4 Ways to Build a Deeper Connection
[In February, my posts will focus on connection.]
Connection is “energy that exists between people when they feel seen, heard, and valued; when they can give and receive without judgment; and when they derive sustenance and strength from the relationship.”
With Valentine’s Day looming, now seems the perfect time to think about connection. It’s hard not to talk about connection without using the word “feelings” in the same breath. We feel connected to someone based on…well, how they make us feel.
People tend to forget the things we tell them and even the things we do for them. Yet, it’s rare for people to ever forget how you make them feel.
A poet brought that to my awareness. I am only paraphrasing Maya Angelou.
I believe a connection is a give and take between the parties; otherwise, they wouldn’t have derived “sustenance and strength from the relationship” as Researcher Brené Brown so aptly pointed out in her book, The Gifts of Imperfection.
I like Brown’s definition of connection because within the definition itself, she listed the essential ingredients needed for building a deeper connection with someone.
Make Them Feel Seen

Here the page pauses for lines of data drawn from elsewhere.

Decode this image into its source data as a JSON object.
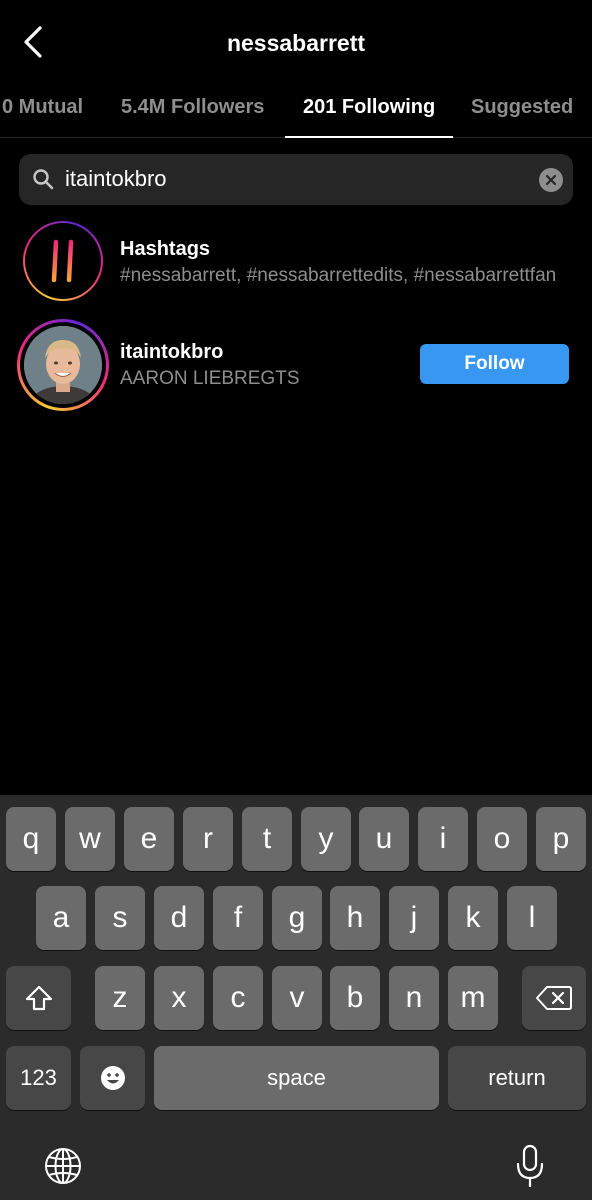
{
  "header": {
    "title": "nessabarrett"
  },
  "tabs": [
    {
      "label": "0 Mutual"
    },
    {
      "label": "5.4M Followers"
    },
    {
      "label": "201 Following",
      "active": true
    },
    {
      "label": "Suggested"
    }
  ],
  "search": {
    "value": "itaintokbro"
  },
  "results": {
    "hashtags": {
      "title": "Hashtags",
      "subtitle": "#nessabarrett, #nessabarrettedits, #nessabarrettfan"
    },
    "user": {
      "username": "itaintokbro",
      "full_name": "AARON LIEBREGTS",
      "button_label": "Follow"
    }
  },
  "keyboard": {
    "row1": [
      "q",
      "w",
      "e",
      "r",
      "t",
      "y",
      "u",
      "i",
      "o",
      "p"
    ],
    "row2": [
      "a",
      "s",
      "d",
      "f",
      "g",
      "h",
      "j",
      "k",
      "l"
    ],
    "row3": [
      "z",
      "x",
      "c",
      "v",
      "b",
      "n",
      "m"
    ],
    "numbers_label": "123",
    "space_label": "space",
    "return_label": "return"
  },
  "colors": {
    "accent": "#3897f0",
    "background": "#000000",
    "secondary_text": "#8e8e8e"
  },
  "icons": [
    "back-chevron-icon",
    "search-icon",
    "clear-icon",
    "hashtag-icon",
    "shift-icon",
    "backspace-icon",
    "emoji-icon",
    "globe-icon",
    "microphone-icon"
  ]
}
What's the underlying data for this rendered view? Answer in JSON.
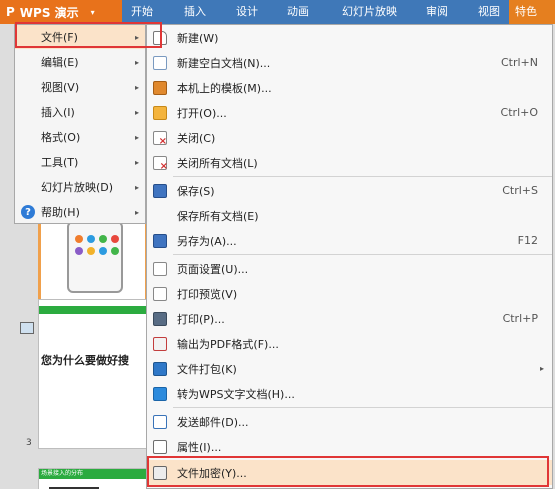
{
  "app": {
    "logo_glyph": "P",
    "title": "WPS 演示",
    "dropdown_glyph": "▾"
  },
  "ribbon_tabs": [
    "开始",
    "插入",
    "设计",
    "动画",
    "幻灯片放映",
    "审阅",
    "视图"
  ],
  "accent_tab": "特色",
  "main_menu": {
    "items": [
      {
        "label": "文件(F)",
        "has_arrow": true
      },
      {
        "label": "编辑(E)",
        "has_arrow": true
      },
      {
        "label": "视图(V)",
        "has_arrow": true
      },
      {
        "label": "插入(I)",
        "has_arrow": true
      },
      {
        "label": "格式(O)",
        "has_arrow": true
      },
      {
        "label": "工具(T)",
        "has_arrow": true
      },
      {
        "label": "幻灯片放映(D)",
        "has_arrow": true
      },
      {
        "label": "帮助(H)",
        "has_arrow": true
      }
    ],
    "help_glyph": "?"
  },
  "submenu": {
    "arrow_glyph": "▸",
    "items": [
      {
        "icon": "new-document-icon",
        "label": "新建(W)",
        "shortcut": ""
      },
      {
        "icon": "blank-document-icon",
        "label": "新建空白文档(N)...",
        "shortcut": "Ctrl+N"
      },
      {
        "icon": "template-icon",
        "label": "本机上的模板(M)...",
        "shortcut": ""
      },
      {
        "icon": "open-folder-icon",
        "label": "打开(O)...",
        "shortcut": "Ctrl+O"
      },
      {
        "icon": "close-document-icon",
        "label": "关闭(C)",
        "shortcut": ""
      },
      {
        "icon": "close-all-documents-icon",
        "label": "关闭所有文档(L)",
        "shortcut": ""
      },
      {
        "icon": "save-icon",
        "label": "保存(S)",
        "shortcut": "Ctrl+S"
      },
      {
        "icon": "",
        "label": "保存所有文档(E)",
        "shortcut": ""
      },
      {
        "icon": "save-as-icon",
        "label": "另存为(A)...",
        "shortcut": "F12"
      },
      {
        "icon": "page-setup-icon",
        "label": "页面设置(U)...",
        "shortcut": ""
      },
      {
        "icon": "print-preview-icon",
        "label": "打印预览(V)",
        "shortcut": ""
      },
      {
        "icon": "printer-icon",
        "label": "打印(P)...",
        "shortcut": "Ctrl+P"
      },
      {
        "icon": "pdf-export-icon",
        "label": "输出为PDF格式(F)...",
        "shortcut": ""
      },
      {
        "icon": "package-icon",
        "label": "文件打包(K)",
        "shortcut": "",
        "submenu": true
      },
      {
        "icon": "convert-to-wps-writer-icon",
        "label": "转为WPS文字文档(H)...",
        "shortcut": ""
      },
      {
        "icon": "send-mail-icon",
        "label": "发送邮件(D)...",
        "shortcut": ""
      },
      {
        "icon": "properties-icon",
        "label": "属性(I)...",
        "shortcut": ""
      },
      {
        "icon": "encrypt-file-icon",
        "label": "文件加密(Y)...",
        "shortcut": ""
      }
    ]
  },
  "background": {
    "slide_numbers": [
      "3"
    ],
    "slide2_headline": "您为什么要做好搜",
    "slide3_header": "场景接入的分布"
  },
  "colors": {
    "ribbon_blue": "#3f78b8",
    "wps_orange": "#e8721b",
    "highlight_red": "#e03636",
    "selected_fill": "#fbe3c9"
  }
}
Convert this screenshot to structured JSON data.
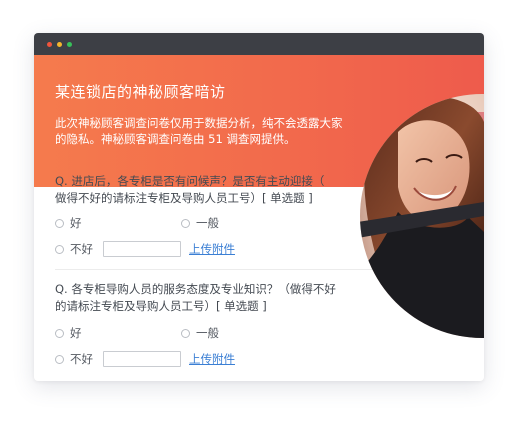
{
  "banner": {
    "title": "某连锁店的神秘顾客暗访",
    "description": "此次神秘顾客调查问卷仅用于数据分析，纯不会透露大家\n的隐私。神秘顾客调查问卷由 51 调查网提供。"
  },
  "questions": [
    {
      "text": "Q. 进店后，各专柜是否有问候声？是否有主动迎接（\n    做得不好的请标注专柜及导购人员工号）[ 单选题 ]",
      "options": [
        "好",
        "一般",
        "不好"
      ],
      "upload_label": "上传附件"
    },
    {
      "text": "Q. 各专柜导购人员的服务态度及专业知识？（做得不好\n    的请标注专柜及导购人员工号）[ 单选题 ]",
      "options": [
        "好",
        "一般",
        "不好"
      ],
      "upload_label": "上传附件"
    }
  ],
  "colors": {
    "titlebar": "#3d3f45",
    "banner_start": "#f57b4d",
    "banner_end": "#ee5b4c",
    "link": "#3b7fd4"
  }
}
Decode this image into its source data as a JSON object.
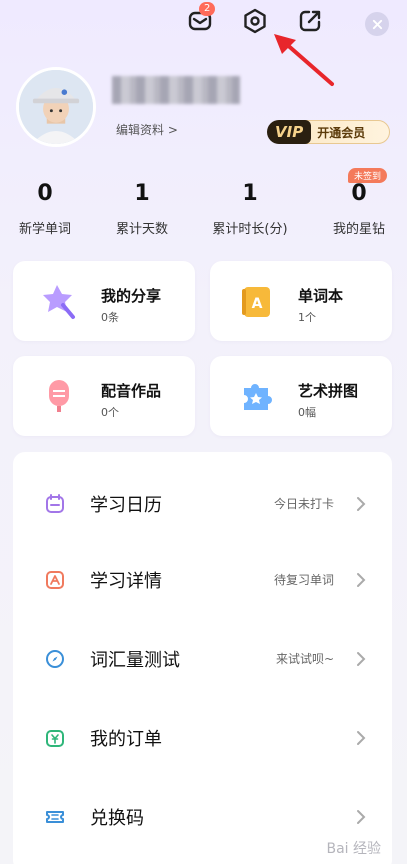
{
  "header": {
    "mail_badge": "2"
  },
  "profile": {
    "edit_label": "编辑资料 >",
    "vip_logo": "VIP",
    "vip_cta": "开通会员"
  },
  "stats": [
    {
      "value": "0",
      "label": "新学单词"
    },
    {
      "value": "1",
      "label": "累计天数"
    },
    {
      "value": "1",
      "label": "累计时长(分)"
    },
    {
      "value": "0",
      "label": "我的星钻",
      "badge": "未签到"
    }
  ],
  "cards": [
    {
      "title": "我的分享",
      "sub": "0条"
    },
    {
      "title": "单词本",
      "sub": "1个"
    },
    {
      "title": "配音作品",
      "sub": "0个"
    },
    {
      "title": "艺术拼图",
      "sub": "0幅"
    }
  ],
  "menu": [
    {
      "label": "学习日历",
      "value": "今日未打卡"
    },
    {
      "label": "学习详情",
      "value": "待复习单词"
    },
    {
      "label": "词汇量测试",
      "value": "来试试呗~"
    },
    {
      "label": "我的订单",
      "value": ""
    },
    {
      "label": "兑换码",
      "value": ""
    }
  ],
  "watermark": "Bai 经验",
  "colors": {
    "accent_purple": "#8b6cf6",
    "vip_gold": "#f6d28b",
    "badge_red": "#ff6b5a",
    "arrow_red": "#e8262b"
  }
}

Sometimes, our biggest struggle is against our own feelings, that we are irrelevant or invisible to the world, especially to the people who matter most. We want to be seen for who we are and to be appreciated for it.
I’m reminded of one particular scene from the movie, The Joy Luck Club. After a dinner party, the character Jing-Mei confronts her mother, Suyuan, about a deep hurt. She believes that her mother sees her as a disappointment because she failed to live up to Suyuan’s high expectations.
Suyuan’s response to her daughter not only shows what escaped everyone else’s attention at dinner, but it is one of the best examples of human validation:
“That bad crab, only you tried to take it. Everybody else want best quality. You - your thinking different. You took worst because you have best quality heart. You have style no one can teach. Must be born this way. I see you.”
Make Them Feel Heard
In The 7 Habits of Highly Effective People, Stephen Covey pointed out that “Most people don’t listen with an intent to understand; they listen with an intent to reply.”
We want to be understood.
But to be understood is a luxury. (Ralph Waldo Emerson was wise to point this out.)
Yet, it is a luxury we can afford to give. But it requires that you be fully present. What do I mean by this?
If you are fully present, you won’t break the flow of conversation to respond to a text message or take a call. You won’t interrupt to make a side comment about something completely unrelated. The other person will have your full attention and focus.
When you are fully present, you will go past the words and appreciate the intent.
Make Them Feel Valued
If you consistently do the above two things, naturally, people will feel valued because they will know that you have emotionally invested in them.
Work Towards Absence of Judgment
According to this article, contempt is the number one reason for tearing couples apart. I believe you can only feel contempt if you judged someone or some ideas as inferior, rather than as different from your own. As humans, we cannot be absolutely free of judgment since we rely on it to survive. However, we can do with more kindness and generosity.
If you consistently cultivate the above habits into your daily interactions, you and the people in your relationship will benefit greatly. You will derive sustenance and strength from one another. And with your ability to make this kind of meaningful connection, you will continue to put forth positive energy that attracts the right kind of people into your life.
For more on connection, please read the below articles, and if you believe them to be of value, please share them with your circle of influence.
How to Make Others Feel Special, click here.
How to Be Present and Make the Moments Count, click here.
The Beauty of Small, click here.